When I was in nursing school, I remember learning that the distance a newborn can focus is approximately 8 inches. And who would think it coincidental that the distance from the crook of a person's elbow to their face is just that distance, making it so that a mother's face is one of the first things a newborn can see clearly as she is nursing.
I love observing the evolving relationship that both mother and baby have with nursing as the days and weeks roll on. At first, the infant feeds greedily and intensely, eyebrows furrowed, breathing rapidly, as this is the one thing they realize they must master for survival. Mother curls her toes and grits her teeth as her body painfully adjusts to feeling like her infant is literally sucking the life out of her.
A few weeks go by and baby begins to smile socially and realizes that when she does, it elicits all sorts of wonderful smiles and coos from mother in return. Baby loves the reaction so much that she has a hard time concentrating on nursing. She tries to nurse out one side of her mouth while smiling with the other, as the milk goes dribbling down her cheek and making a nice little mess of the sweet stickiness. This is my favorite stage as her fingers open and close, caressing my back with the arm she has wrapped around my side. By now mother's body has adjusted and has learned to appreciate the mandatory "time-out" that comes every two hours.
Then comes the phase where baby has learned that life does in fact involve more than her mother, and tries to push the limits of observing the world around her as she nurses. She twists and squirms all while still being attached to mom, earning yelps of pain from mom as razor-sharp chicklets inadvertently clamp down and pull.
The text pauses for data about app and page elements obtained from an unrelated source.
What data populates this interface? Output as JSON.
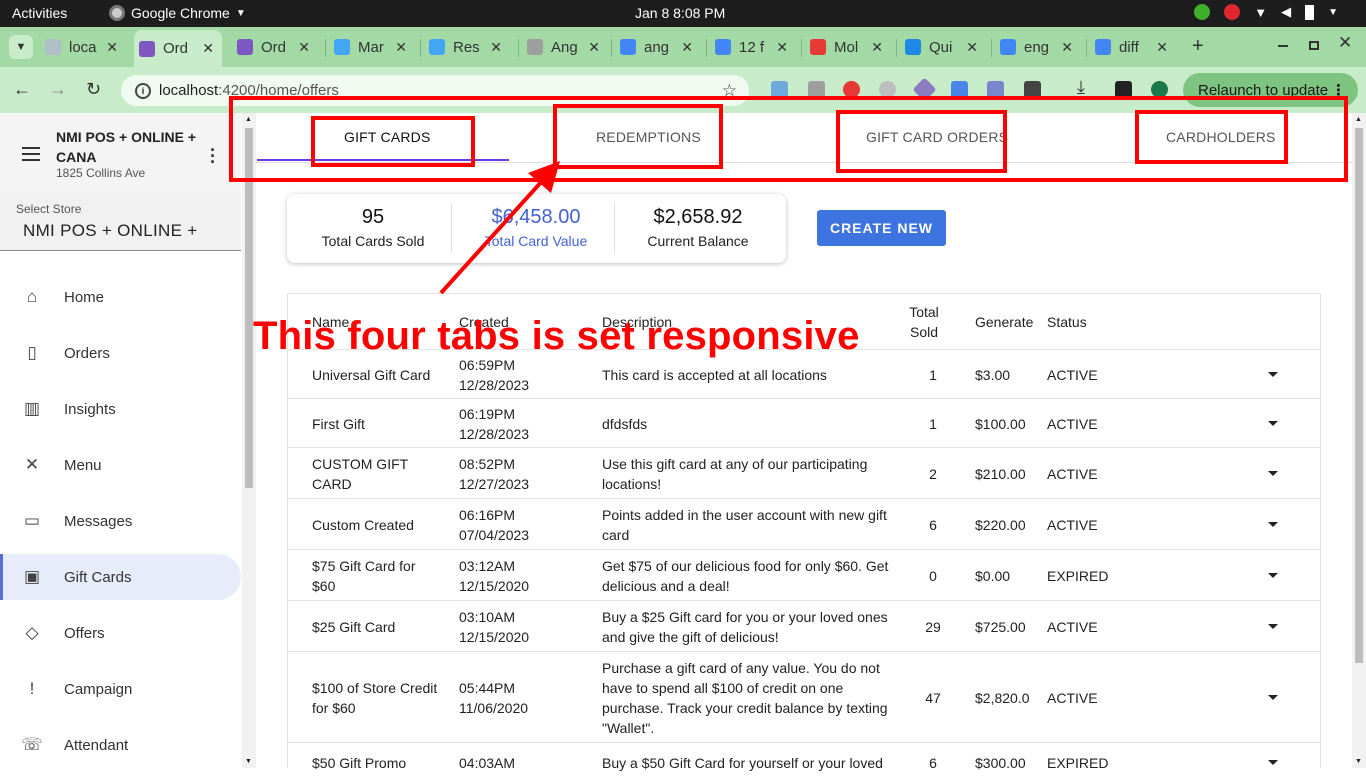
{
  "system_bar": {
    "activities": "Activities",
    "app": "Google Chrome",
    "clock": "Jan 8   8:08 PM"
  },
  "browser": {
    "tabs": [
      {
        "label": "loca",
        "color": "#b0bec5"
      },
      {
        "label": "Ord",
        "color": "#7e57c2"
      },
      {
        "label": "Ord",
        "color": "#7e57c2"
      },
      {
        "label": "Mar",
        "color": "#42a5f5"
      },
      {
        "label": "Res",
        "color": "#42a5f5"
      },
      {
        "label": "Ang",
        "color": "#9e9e9e"
      },
      {
        "label": "ang",
        "color": "#4285f4"
      },
      {
        "label": "12 f",
        "color": "#4285f4"
      },
      {
        "label": "Mol",
        "color": "#e53935"
      },
      {
        "label": "Qui",
        "color": "#1e88e5"
      },
      {
        "label": "eng",
        "color": "#4285f4"
      },
      {
        "label": "diff",
        "color": "#4285f4"
      }
    ],
    "new_tab": "+",
    "url_host": "localhost",
    "url_path": ":4200/home/offers",
    "relaunch": "Relaunch to update"
  },
  "sidebar": {
    "store_name": "NMI POS + ONLINE + CANA",
    "store_address": "1825 Collins Ave",
    "select_label": "Select Store",
    "select_value": "NMI POS + ONLINE +",
    "items": [
      {
        "label": "Home",
        "icon": "store-icon"
      },
      {
        "label": "Orders",
        "icon": "shopping-bag-icon"
      },
      {
        "label": "Insights",
        "icon": "chart-icon"
      },
      {
        "label": "Menu",
        "icon": "utensils-icon"
      },
      {
        "label": "Messages",
        "icon": "chat-icon"
      },
      {
        "label": "Gift Cards",
        "icon": "gift-card-icon",
        "active": true
      },
      {
        "label": "Offers",
        "icon": "tag-icon"
      },
      {
        "label": "Campaign",
        "icon": "announcement-icon"
      },
      {
        "label": "Attendant",
        "icon": "phone-icon"
      }
    ]
  },
  "main": {
    "tabs": [
      "GIFT CARDS",
      "REDEMPTIONS",
      "GIFT CARD ORDERS",
      "CARDHOLDERS"
    ],
    "stats": [
      {
        "value": "95",
        "label": "Total Cards Sold"
      },
      {
        "value": "$6,458.00",
        "label": "Total Card Value"
      },
      {
        "value": "$2,658.92",
        "label": "Current Balance"
      }
    ],
    "create_button": "CREATE NEW",
    "columns": [
      "Name",
      "Created",
      "Description",
      "Total Sold",
      "Generate",
      "Status"
    ],
    "rows": [
      {
        "name": "Universal Gift Card",
        "time": "06:59PM",
        "date": "12/28/2023",
        "description": "This card is accepted at all locations",
        "sold": "1",
        "generate": "$3.00",
        "status": "ACTIVE"
      },
      {
        "name": "First Gift",
        "time": "06:19PM",
        "date": "12/28/2023",
        "description": "dfdsfds",
        "sold": "1",
        "generate": "$100.00",
        "status": "ACTIVE"
      },
      {
        "name": "CUSTOM GIFT CARD",
        "time": "08:52PM",
        "date": "12/27/2023",
        "description": "Use this gift card at any of our participating locations!",
        "sold": "2",
        "generate": "$210.00",
        "status": "ACTIVE"
      },
      {
        "name": "Custom Created",
        "time": "06:16PM",
        "date": "07/04/2023",
        "description": "Points added in the user account with new gift card",
        "sold": "6",
        "generate": "$220.00",
        "status": "ACTIVE"
      },
      {
        "name": "$75 Gift Card for $60",
        "time": "03:12AM",
        "date": "12/15/2020",
        "description": "Get $75 of our delicious food for only $60. Get delicious and a deal!",
        "sold": "0",
        "generate": "$0.00",
        "status": "EXPIRED"
      },
      {
        "name": "$25 Gift Card",
        "time": "03:10AM",
        "date": "12/15/2020",
        "description": "Buy a $25 Gift card for you or your loved ones and give the gift of delicious!",
        "sold": "29",
        "generate": "$725.00",
        "status": "ACTIVE"
      },
      {
        "name": "$100 of Store Credit for $60",
        "time": "05:44PM",
        "date": "11/06/2020",
        "description": "Purchase a gift card of any value. You do not have to spend all $100 of credit on one purchase. Track your credit balance by texting \"Wallet\".",
        "sold": "47",
        "generate": "$2,820.0",
        "status": "ACTIVE"
      },
      {
        "name": "$50 Gift Promo",
        "time": "04:03AM",
        "date": "",
        "description": "Buy a $50 Gift Card for yourself or your loved",
        "sold": "6",
        "generate": "$300.00",
        "status": "EXPIRED"
      }
    ]
  },
  "annotation": {
    "text": "This four tabs is set responsive",
    "color": "#ff0000"
  }
}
A few months later, when baby realizes that the life doesn't cease to exist during the 15 minutes she is eating, things begin to settle down once again. Baby, now with longer arms, reaches up and stroke mom's face tenderly with her hands as she feeds. She begins to realize that mom is more than just a walking, talking milk jug, but that she is in fact a source of love and she seems to appreciate and treasure their time together just as much as mom does. There are still the occassional and surprising alligator clamp-downs, but they are less frequent.
The weaning process comes with mixed emotions, by both mother and baby. It's the tail end of the literal union between mother and baby. It started with the snipping of the umbilical cord at birth, and finished with weaning some months later. For me, there was a sort of grieving process that comes along with it as I realize that this is their first step towards independence. Although Calista still has a while before this happens, I find myself wanting to savor each quiet moment with her as I've realized how quickly time escapes.
Posted by Rita